Records to use.
* * * * * * *
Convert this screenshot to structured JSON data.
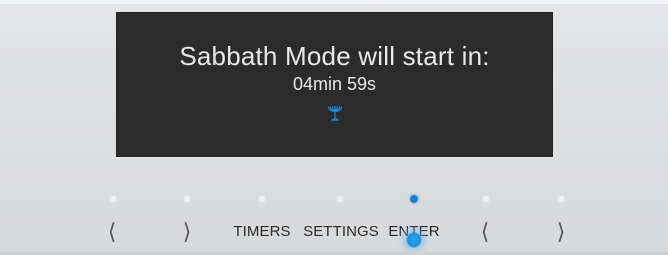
{
  "display": {
    "message": "Sabbath Mode will start in:",
    "countdown": "04min 59s",
    "status_icon": "menorah-icon"
  },
  "controls": {
    "left_arrow_1": "⟨",
    "right_arrow_1": "⟩",
    "timers_label": "TIMERS",
    "settings_label": "SETTINGS",
    "enter_label": "ENTER",
    "left_arrow_2": "⟨",
    "right_arrow_2": "⟩"
  },
  "indicators": {
    "active_index": 4,
    "count": 7
  },
  "colors": {
    "display_background": "#2b2b2b",
    "display_text": "#e8e8e8",
    "accent_blue": "#1f7fd1",
    "panel_background": "#dddee0"
  }
}
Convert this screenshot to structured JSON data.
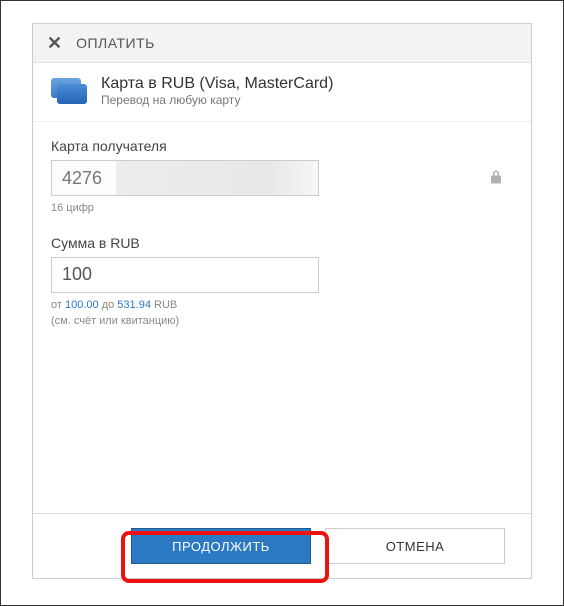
{
  "dialog": {
    "title": "ОПЛАТИТЬ"
  },
  "method": {
    "title": "Карта в RUB (Visa, MasterCard)",
    "subtitle": "Перевод на любую карту"
  },
  "recipient": {
    "label": "Карта получателя",
    "value": "4276",
    "hint": "16 цифр"
  },
  "amount": {
    "label": "Сумма в RUB",
    "value": "100",
    "hint_prefix": "от ",
    "min": "100.00",
    "hint_mid": " до ",
    "max": "531.94",
    "hint_suffix": " RUB",
    "hint_line2": "(см. счёт или квитанцию)"
  },
  "buttons": {
    "continue": "ПРОДОЛЖИТЬ",
    "cancel": "ОТМЕНА"
  }
}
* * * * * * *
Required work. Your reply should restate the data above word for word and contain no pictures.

Response below.
Convert this screenshot to structured JSON data.
{
  "display": {
    "message": "Sabbath Mode will start in:",
    "countdown": "04min 59s",
    "status_icon": "menorah-icon"
  },
  "controls": {
    "left_arrow_1": "⟨",
    "right_arrow_1": "⟩",
    "timers_label": "TIMERS",
    "settings_label": "SETTINGS",
    "enter_label": "ENTER",
    "left_arrow_2": "⟨",
    "right_arrow_2": "⟩"
  },
  "indicators": {
    "active_index": 4,
    "count": 7
  },
  "colors": {
    "display_background": "#2b2b2b",
    "display_text": "#e8e8e8",
    "accent_blue": "#1f7fd1",
    "panel_background": "#dddee0"
  }
}
Convert this screenshot to structured JSON data.
{
  "dialog": {
    "title": "ОПЛАТИТЬ"
  },
  "method": {
    "title": "Карта в RUB (Visa, MasterCard)",
    "subtitle": "Перевод на любую карту"
  },
  "recipient": {
    "label": "Карта получателя",
    "value": "4276",
    "hint": "16 цифр"
  },
  "amount": {
    "label": "Сумма в RUB",
    "value": "100",
    "hint_prefix": "от ",
    "min": "100.00",
    "hint_mid": " до ",
    "max": "531.94",
    "hint_suffix": " RUB",
    "hint_line2": "(см. счёт или квитанцию)"
  },
  "buttons": {
    "continue": "ПРОДОЛЖИТЬ",
    "cancel": "ОТМЕНА"
  }
}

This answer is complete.